Airlines have expressed some concern on the government’s new restrictions on travellers arriving from China, with some saying they want to know if passengers flying through Hong Kong will be exempt.

James Goodwin from the Australian Airports Association told the Nine newspapers that more details were required before the new measures are enacted from 5 January:

There needs to be urgent clarification on transiting passengers given Hong Kong has been included in the announcement.

Many people could pass through Hong Kong on the way to Australia and our view is those requiring testing should be based on country of point of origin as long as the passenger doesn’t leave the airport.

The Australian government authorities need to ensure passengers and airlines are aware of the rules and protocols because we don’t want to see problems with arriving travellers at Australian airports.

Updated at 19.36 EST

As always, Amy Remeikis never misses, and her assessment of the challenges facing the Albanese government in 2023 is well worth reading:

Updated at 19.21 EST

State opposition calls out NSW Liberal party over speed camera signs ‘debacle’

NSW Labor is calling for the state government to reveal the cost of its speed camera policy backflip after it was revealed that nearly three quarters of mobile speed cameras are out of action.

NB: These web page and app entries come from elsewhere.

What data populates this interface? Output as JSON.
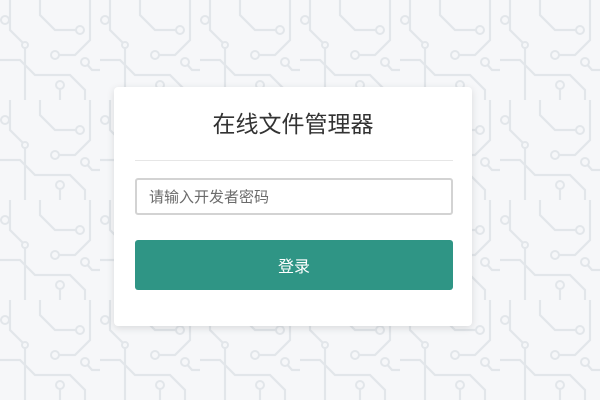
{
  "login": {
    "title": "在线文件管理器",
    "password_placeholder": "请输入开发者密码",
    "password_value": "",
    "submit_label": "登录"
  },
  "colors": {
    "background": "#f6f7f9",
    "card": "#ffffff",
    "accent": "#2f9585",
    "circuit_pattern": "#e4e7eb"
  }
}
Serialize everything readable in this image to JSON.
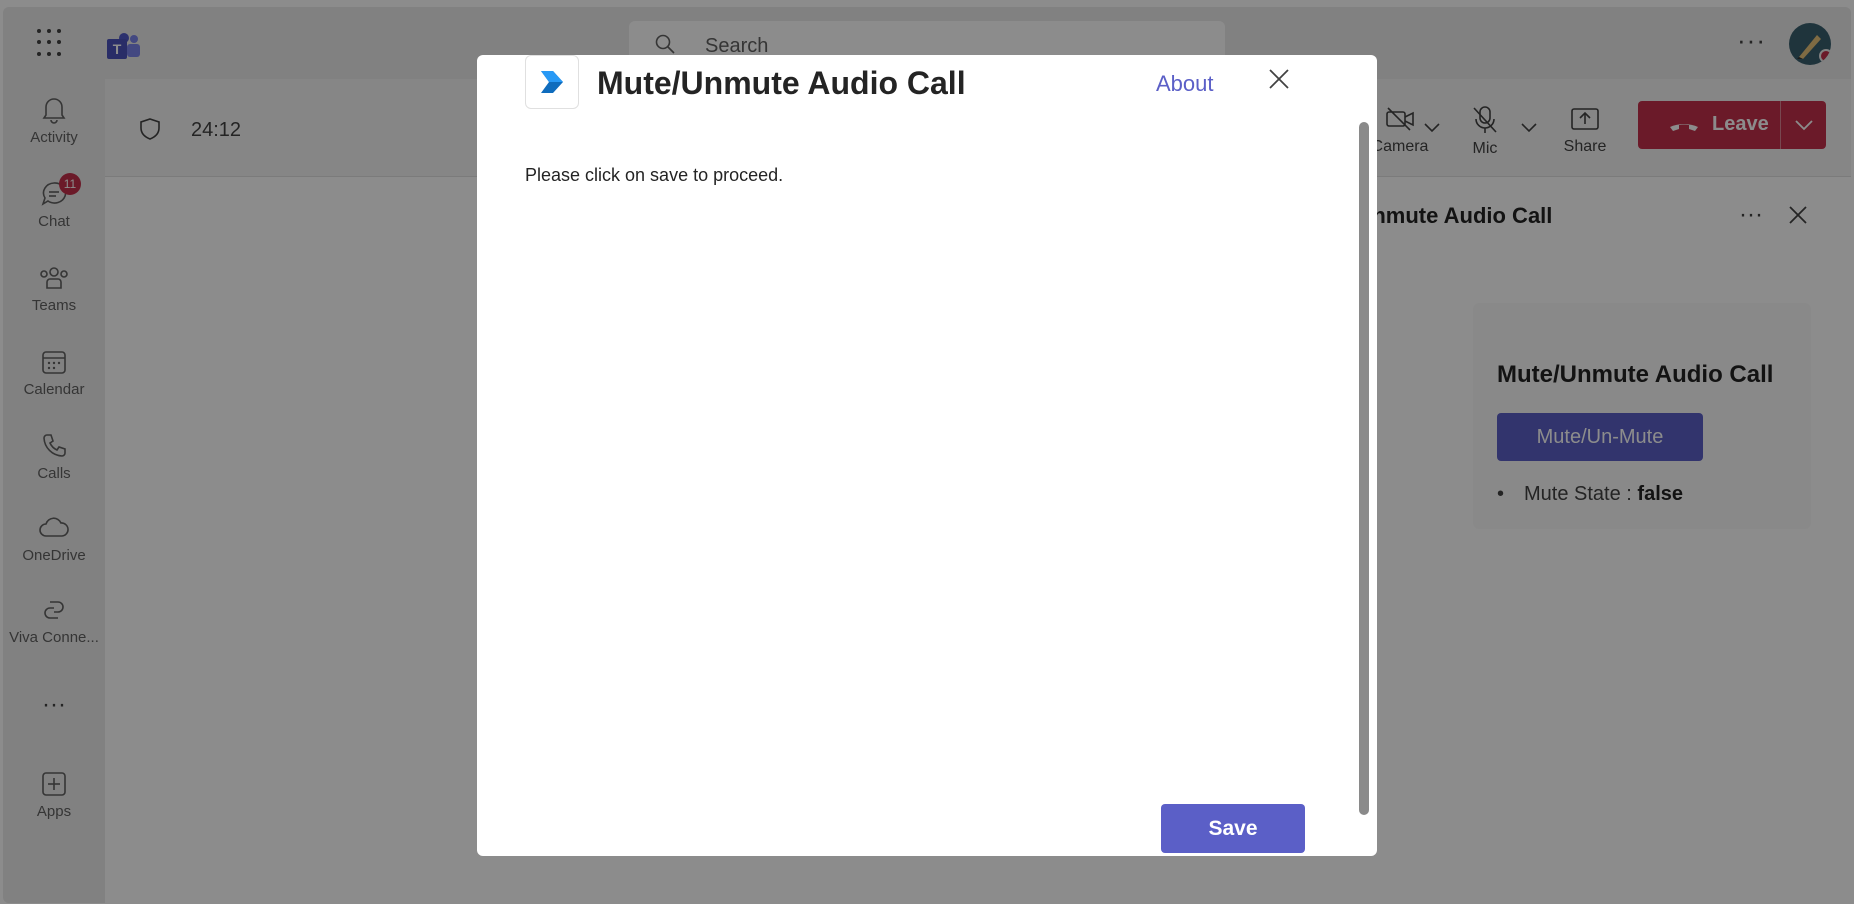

From 1 January, all mobile speed camera vehicles require a warning sign, a backflip after public outcry over a spike in speeding fines. But that measure has meant that only 38 mobile speed camera cars are operating in NSW, with the remainder due to be retrofitted by April.

The shadow minister for roads, John Graham, called it an “administrative debacle”:

You couldn’t make this up. Transport officials warned publicly that the old warning signs were too big for the new cars. They also warned of this impending deadline.

Nearly three quarters of these cars are being pulled off the road at the most dangerous time of the year for road safety. This is worse than the worst case scenario outlined by transport officials.

Updated at 18.41 EST

Daily Telegraph reports NSW police officer drowns saving child at beach

A NSW Police officer has died attempting to save a child struggling in the water, the Daily Telegraph is reporting.

Emergency services were called to a beach in a national park at Narooma on New Year’s Day, after a man, believed to be an off duty officer, was pulled from the water. The man was there with his family when he spotted a child struggling in a rip at the unpatrolled beach.

Investigations are expected to continue today, with a report to be prepared for the coroner.

Updated at 22.57 EST